▶ GOAL OF THE EXERCISE: Would you give the records below again, exactly and completely?

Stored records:
--*--

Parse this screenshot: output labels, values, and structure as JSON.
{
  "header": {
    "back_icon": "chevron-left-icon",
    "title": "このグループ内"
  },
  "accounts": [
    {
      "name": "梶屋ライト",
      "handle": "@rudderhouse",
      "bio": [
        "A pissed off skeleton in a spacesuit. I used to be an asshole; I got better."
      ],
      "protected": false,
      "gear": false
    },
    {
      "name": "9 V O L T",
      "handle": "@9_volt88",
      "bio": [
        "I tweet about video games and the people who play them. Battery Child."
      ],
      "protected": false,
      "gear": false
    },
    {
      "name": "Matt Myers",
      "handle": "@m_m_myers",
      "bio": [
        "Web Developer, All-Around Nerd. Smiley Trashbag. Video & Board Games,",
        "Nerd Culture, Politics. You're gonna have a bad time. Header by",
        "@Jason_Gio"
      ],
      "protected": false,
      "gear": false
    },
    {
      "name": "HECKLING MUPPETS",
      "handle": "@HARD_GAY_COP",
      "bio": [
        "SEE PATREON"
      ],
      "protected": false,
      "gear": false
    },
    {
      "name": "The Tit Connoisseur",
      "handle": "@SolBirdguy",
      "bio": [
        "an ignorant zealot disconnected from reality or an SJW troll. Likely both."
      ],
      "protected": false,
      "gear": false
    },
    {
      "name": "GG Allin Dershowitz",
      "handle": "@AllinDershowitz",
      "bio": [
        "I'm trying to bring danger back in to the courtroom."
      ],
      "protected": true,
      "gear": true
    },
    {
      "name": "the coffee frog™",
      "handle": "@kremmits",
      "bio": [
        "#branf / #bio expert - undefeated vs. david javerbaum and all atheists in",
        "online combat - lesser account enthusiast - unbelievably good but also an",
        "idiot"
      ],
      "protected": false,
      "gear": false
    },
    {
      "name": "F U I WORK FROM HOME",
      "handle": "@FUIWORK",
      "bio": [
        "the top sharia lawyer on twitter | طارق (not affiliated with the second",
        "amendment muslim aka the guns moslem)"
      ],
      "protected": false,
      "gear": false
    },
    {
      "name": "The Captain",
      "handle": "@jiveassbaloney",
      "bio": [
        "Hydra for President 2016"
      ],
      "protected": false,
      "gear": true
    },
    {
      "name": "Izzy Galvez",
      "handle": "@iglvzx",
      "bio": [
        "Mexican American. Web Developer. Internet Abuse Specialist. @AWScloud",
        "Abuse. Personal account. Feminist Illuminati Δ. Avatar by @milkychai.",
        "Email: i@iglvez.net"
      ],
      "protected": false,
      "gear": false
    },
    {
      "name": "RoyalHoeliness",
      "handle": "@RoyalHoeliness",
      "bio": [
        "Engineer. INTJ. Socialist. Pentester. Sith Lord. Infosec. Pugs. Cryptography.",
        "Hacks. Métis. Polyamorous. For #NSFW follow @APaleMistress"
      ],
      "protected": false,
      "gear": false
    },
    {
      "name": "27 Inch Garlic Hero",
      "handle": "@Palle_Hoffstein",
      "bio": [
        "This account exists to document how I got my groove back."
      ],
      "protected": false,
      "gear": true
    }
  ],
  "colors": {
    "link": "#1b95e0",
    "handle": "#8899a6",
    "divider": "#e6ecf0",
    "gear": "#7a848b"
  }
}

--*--

▶ OUTPUT FOR THIS TASK:
Parse this screenshot: output labels, values, and structure as JSON.
{
  "header": {
    "back_icon": "chevron-left-icon",
    "title": "このグループ内"
  },
  "accounts": [
    {
      "name": "梶屋ライト",
      "handle": "@rudderhouse",
      "bio": [
        "A pissed off skeleton in a spacesuit. I used to be an asshole; I got better."
      ],
      "protected": false,
      "gear": false
    },
    {
      "name": "9 V O L T",
      "handle": "@9_volt88",
      "bio": [
        "I tweet about video games and the people who play them. Battery Child."
      ],
      "protected": false,
      "gear": false
    },
    {
      "name": "Matt Myers",
      "handle": "@m_m_myers",
      "bio": [
        "Web Developer, All-Around Nerd. Smiley Trashbag. Video & Board Games,",
        "Nerd Culture, Politics. You're gonna have a bad time. Header by",
        "@Jason_Gio"
      ],
      "protected": false,
      "gear": false
    },
    {
      "name": "HECKLING MUPPETS",
      "handle": "@HARD_GAY_COP",
      "bio": [
        "SEE PATREON"
      ],
      "protected": false,
      "gear": false
    },
    {
      "name": "The Tit Connoisseur",
      "handle": "@SolBirdguy",
      "bio": [
        "an ignorant zealot disconnected from reality or an SJW troll. Likely both."
      ],
      "protected": false,
      "gear": false
    },
    {
      "name": "GG Allin Dershowitz",
      "handle": "@AllinDershowitz",
      "bio": [
        "I'm trying to bring danger back in to the courtroom."
      ],
      "protected": true,
      "gear": true
    },
    {
      "name": "the coffee frog™",
      "handle": "@kremmits",
      "bio": [
        "#branf / #bio expert - undefeated vs. david javerbaum and all atheists in",
        "online combat - lesser account enthusiast - unbelievably good but also an",
        "idiot"
      ],
      "protected": false,
      "gear": false
    },
    {
      "name": "F U I WORK FROM HOME",
      "handle": "@FUIWORK",
      "bio": [
        "the top sharia lawyer on twitter | طارق (not affiliated with the second",
        "amendment muslim aka the guns moslem)"
      ],
      "protected": false,
      "gear": false
    },
    {
      "name": "The Captain",
      "handle": "@jiveassbaloney",
      "bio": [
        "Hydra for President 2016"
      ],
      "protected": false,
      "gear": true
    },
    {
      "name": "Izzy Galvez",
      "handle": "@iglvzx",
      "bio": [
        "Mexican American. Web Developer. Internet Abuse Specialist. @AWScloud",
        "Abuse. Personal account. Feminist Illuminati Δ. Avatar by @milkychai.",
        "Email: i@iglvez.net"
      ],
      "protected": false,
      "gear": false
    },
    {
      "name": "RoyalHoeliness",
      "handle": "@RoyalHoeliness",
      "bio": [
        "Engineer. INTJ. Socialist. Pentester. Sith Lord. Infosec. Pugs. Cryptography.",
        "Hacks. Métis. Polyamorous. For #NSFW follow @APaleMistress"
      ],
      "protected": false,
      "gear": false
    },
    {
      "name": "27 Inch Garlic Hero",
      "handle": "@Palle_Hoffstein",
      "bio": [
        "This account exists to document how I got my groove back."
      ],
      "protected": false,
      "gear": true
    }
  ],
  "colors": {
    "link": "#1b95e0",
    "handle": "#8899a6",
    "divider": "#e6ecf0",
    "gear": "#7a848b"
  }
}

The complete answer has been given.